Challenges of mobilisation
Emrill's Marie Gore says the changing nature of FM makes it relevant
When I was first interviewed for my role at Emrill, the incumbent managing director was concerned that I would be bored — my previous role was leading multi-million pound projects for the UK government both nationally and internationally.
He believed I wouldn’t find the FM industry in the Middle East exciting or challenging enough. Now in my third year, I’m glad he gave me the opportunity to find out. The FM industry is dynamic, challenging and ever changing.
According to Global Industry Analysts reports, the world FM market is forecast to reach $394.69bn by 2017 with medium to long-term growth being driven by the resurgence in FM outsourcing especially in Asia, the Middle East and Africa.
In addition to this, a report by Zawya advises the GCC is estimated to see a 44% increase in market activity by 2014 — that’s an estimated $9.45bn of opportunities, which will certainly keep the industry busy over the coming months.
The growth of the industry will however face significant recruitment and training challenges with FM companies recruiting from diminishing demographics and further visa restrictions in the region.
Moreover, the maturing FM market has seen an increased expectation from clients in terms of service delivery standards. Firms will need to adapt and evolve significantly by applying innovative strategies to overcome critical challenges in these areas.
The increase in market activity is going to require FM companies across the region to mobilise new contracts. Mobilisation can be a complex and stressful time for all stakeholders — the client, the outgoing provider and the new service provider.
Early engagement with key stakeholders is critical to manage expectations and gain sponsorship from senior management to obtain buy-in for the changes that will take place.
As with all change projects, utilising a systematic approach with focused outcomes which are closely aligned with project management methodology is paramount.

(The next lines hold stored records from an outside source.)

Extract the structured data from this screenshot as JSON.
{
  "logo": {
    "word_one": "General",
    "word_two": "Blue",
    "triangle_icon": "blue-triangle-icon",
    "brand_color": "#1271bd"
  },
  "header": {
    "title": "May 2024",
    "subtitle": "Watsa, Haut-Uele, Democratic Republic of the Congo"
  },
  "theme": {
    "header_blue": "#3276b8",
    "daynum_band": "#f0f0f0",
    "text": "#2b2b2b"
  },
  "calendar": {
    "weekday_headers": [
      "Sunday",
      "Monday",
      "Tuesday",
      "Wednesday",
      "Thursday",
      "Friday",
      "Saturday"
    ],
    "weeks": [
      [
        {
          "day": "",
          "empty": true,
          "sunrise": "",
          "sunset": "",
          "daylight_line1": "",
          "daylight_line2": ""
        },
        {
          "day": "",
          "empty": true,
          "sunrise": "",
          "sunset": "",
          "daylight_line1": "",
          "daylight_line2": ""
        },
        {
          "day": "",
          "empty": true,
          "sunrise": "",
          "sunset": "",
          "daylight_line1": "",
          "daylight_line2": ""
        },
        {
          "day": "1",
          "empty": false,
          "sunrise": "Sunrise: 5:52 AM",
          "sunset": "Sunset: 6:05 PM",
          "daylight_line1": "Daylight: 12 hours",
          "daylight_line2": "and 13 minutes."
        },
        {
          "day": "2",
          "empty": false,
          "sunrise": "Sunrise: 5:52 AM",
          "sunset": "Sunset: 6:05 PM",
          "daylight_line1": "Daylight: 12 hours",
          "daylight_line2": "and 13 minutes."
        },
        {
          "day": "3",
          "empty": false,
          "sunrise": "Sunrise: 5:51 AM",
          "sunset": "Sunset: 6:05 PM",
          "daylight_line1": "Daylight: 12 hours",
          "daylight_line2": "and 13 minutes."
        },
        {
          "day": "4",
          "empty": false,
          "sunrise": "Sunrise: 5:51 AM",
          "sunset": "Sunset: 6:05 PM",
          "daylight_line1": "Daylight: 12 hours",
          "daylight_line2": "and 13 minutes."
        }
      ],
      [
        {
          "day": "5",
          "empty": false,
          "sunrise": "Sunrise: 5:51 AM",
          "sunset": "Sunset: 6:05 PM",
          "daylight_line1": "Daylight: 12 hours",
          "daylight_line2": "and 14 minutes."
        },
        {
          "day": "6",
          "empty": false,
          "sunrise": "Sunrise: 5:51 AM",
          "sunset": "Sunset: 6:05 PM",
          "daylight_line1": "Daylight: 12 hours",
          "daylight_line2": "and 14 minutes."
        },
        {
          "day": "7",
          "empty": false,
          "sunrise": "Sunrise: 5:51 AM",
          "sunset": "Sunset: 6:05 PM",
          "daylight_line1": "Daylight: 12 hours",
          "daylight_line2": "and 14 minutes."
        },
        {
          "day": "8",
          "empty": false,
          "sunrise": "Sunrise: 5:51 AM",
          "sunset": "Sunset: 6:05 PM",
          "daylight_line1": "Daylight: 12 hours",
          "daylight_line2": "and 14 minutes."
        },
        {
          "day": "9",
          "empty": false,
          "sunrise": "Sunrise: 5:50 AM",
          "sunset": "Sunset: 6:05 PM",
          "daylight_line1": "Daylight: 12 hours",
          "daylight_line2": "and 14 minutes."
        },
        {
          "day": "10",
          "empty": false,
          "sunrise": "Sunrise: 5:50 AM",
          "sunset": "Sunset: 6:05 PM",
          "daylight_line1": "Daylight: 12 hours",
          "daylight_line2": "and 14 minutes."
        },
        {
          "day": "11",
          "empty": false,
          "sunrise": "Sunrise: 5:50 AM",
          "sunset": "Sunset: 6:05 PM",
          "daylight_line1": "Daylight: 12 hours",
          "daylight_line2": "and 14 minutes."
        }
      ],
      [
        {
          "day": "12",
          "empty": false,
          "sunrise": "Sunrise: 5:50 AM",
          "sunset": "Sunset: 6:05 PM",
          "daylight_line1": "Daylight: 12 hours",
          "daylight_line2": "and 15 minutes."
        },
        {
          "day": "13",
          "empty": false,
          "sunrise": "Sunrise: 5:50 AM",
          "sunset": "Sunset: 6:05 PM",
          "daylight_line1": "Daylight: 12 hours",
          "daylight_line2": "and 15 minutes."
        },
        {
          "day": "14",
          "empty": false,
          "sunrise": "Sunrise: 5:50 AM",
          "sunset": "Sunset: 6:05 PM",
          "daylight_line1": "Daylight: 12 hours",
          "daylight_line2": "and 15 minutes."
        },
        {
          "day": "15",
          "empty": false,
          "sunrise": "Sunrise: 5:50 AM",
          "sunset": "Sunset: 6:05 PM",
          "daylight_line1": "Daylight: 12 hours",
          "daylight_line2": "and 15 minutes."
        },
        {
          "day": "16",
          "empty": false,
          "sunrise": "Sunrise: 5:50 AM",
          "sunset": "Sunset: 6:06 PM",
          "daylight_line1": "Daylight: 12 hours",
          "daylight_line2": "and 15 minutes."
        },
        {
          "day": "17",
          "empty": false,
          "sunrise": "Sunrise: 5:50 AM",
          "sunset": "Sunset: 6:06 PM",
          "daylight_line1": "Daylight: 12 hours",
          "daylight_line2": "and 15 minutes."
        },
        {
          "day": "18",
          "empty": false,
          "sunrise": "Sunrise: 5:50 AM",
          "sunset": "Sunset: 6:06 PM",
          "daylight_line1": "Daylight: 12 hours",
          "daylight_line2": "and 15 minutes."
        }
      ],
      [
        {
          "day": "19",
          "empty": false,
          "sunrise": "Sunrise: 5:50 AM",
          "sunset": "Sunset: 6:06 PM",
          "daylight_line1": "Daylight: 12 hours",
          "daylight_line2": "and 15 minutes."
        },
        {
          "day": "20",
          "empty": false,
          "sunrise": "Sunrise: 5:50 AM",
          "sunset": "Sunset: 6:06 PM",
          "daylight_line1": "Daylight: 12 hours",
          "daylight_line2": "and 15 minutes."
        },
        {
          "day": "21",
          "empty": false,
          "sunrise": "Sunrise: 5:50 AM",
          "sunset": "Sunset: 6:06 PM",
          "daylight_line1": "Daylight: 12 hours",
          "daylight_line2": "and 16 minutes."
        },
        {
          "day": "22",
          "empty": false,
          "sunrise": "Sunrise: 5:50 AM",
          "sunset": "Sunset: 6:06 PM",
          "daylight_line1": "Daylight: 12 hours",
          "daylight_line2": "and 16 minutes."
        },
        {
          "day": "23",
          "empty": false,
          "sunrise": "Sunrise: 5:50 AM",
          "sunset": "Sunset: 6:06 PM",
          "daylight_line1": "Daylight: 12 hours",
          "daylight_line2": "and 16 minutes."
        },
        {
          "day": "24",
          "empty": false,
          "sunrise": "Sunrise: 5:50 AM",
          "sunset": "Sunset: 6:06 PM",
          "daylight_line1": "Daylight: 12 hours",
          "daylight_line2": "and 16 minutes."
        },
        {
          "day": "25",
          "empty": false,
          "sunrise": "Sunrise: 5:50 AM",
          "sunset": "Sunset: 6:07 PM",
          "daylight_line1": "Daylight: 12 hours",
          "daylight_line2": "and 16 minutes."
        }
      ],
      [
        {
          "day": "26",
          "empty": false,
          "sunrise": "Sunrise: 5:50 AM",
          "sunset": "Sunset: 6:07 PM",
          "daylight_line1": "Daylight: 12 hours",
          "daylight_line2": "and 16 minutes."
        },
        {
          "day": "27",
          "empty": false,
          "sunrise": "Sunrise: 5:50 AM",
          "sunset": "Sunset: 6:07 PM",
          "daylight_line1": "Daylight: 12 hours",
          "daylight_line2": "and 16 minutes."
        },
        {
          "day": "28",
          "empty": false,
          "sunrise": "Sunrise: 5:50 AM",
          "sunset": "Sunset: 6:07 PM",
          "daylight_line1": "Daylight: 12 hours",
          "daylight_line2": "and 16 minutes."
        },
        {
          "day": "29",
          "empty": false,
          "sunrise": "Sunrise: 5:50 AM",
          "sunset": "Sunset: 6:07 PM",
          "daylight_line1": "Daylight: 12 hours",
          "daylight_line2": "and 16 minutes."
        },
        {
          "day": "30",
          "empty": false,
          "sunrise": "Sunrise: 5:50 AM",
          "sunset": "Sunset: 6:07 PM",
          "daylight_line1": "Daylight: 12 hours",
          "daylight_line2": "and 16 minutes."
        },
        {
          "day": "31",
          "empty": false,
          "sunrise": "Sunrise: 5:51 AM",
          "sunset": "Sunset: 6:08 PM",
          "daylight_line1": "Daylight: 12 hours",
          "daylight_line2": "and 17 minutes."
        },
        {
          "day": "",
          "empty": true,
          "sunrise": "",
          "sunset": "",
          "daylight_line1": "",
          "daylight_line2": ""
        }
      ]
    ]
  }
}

A communication strategy is essential and the key to success is gaining an in-depth understanding of the challenges ahead, together with leveraging resources and support from top-level sponsorship.
It is also important for the incoming service provider to work with the incumbent to ensure continued service quality with minimal disruption to day-to-day business throughout the transition period. The implementation phase therefore must take into consideration the complexity, dynamics and culture of the firm along with the performance model being implemented.
At Emrill I lead a dedicated change and mobilisation team committed to managing programmes for customers. We have invested in the creation of processes which are used to successfully deliver major contract mobilisation and local change initiatives.
I believe the collaborative working practices of all personnel are key to effective mobilisation. Our team works closely with the bid team, Centre of Excellence, and operations to ensure a cohesive, multi-faceted and co-ordinated approach from the outset.
This allows us to maximise time from the contract award to prepare, plan and conduct any due diligence activities, site familiarisation visits and test service assumptions prior to commencement of the transition period. Our team pays particular attention to detail, ensuring the new service delivery model is fit for purpose from day one.
Mobilisation and change are fields that requires further development in the FM industry, requiring dedicated teams that can lead with their expertise, knowledge and strategic planning to effectively transition the client to a new provider.
About the author
Marie Gore is senior change manager for Emrill Services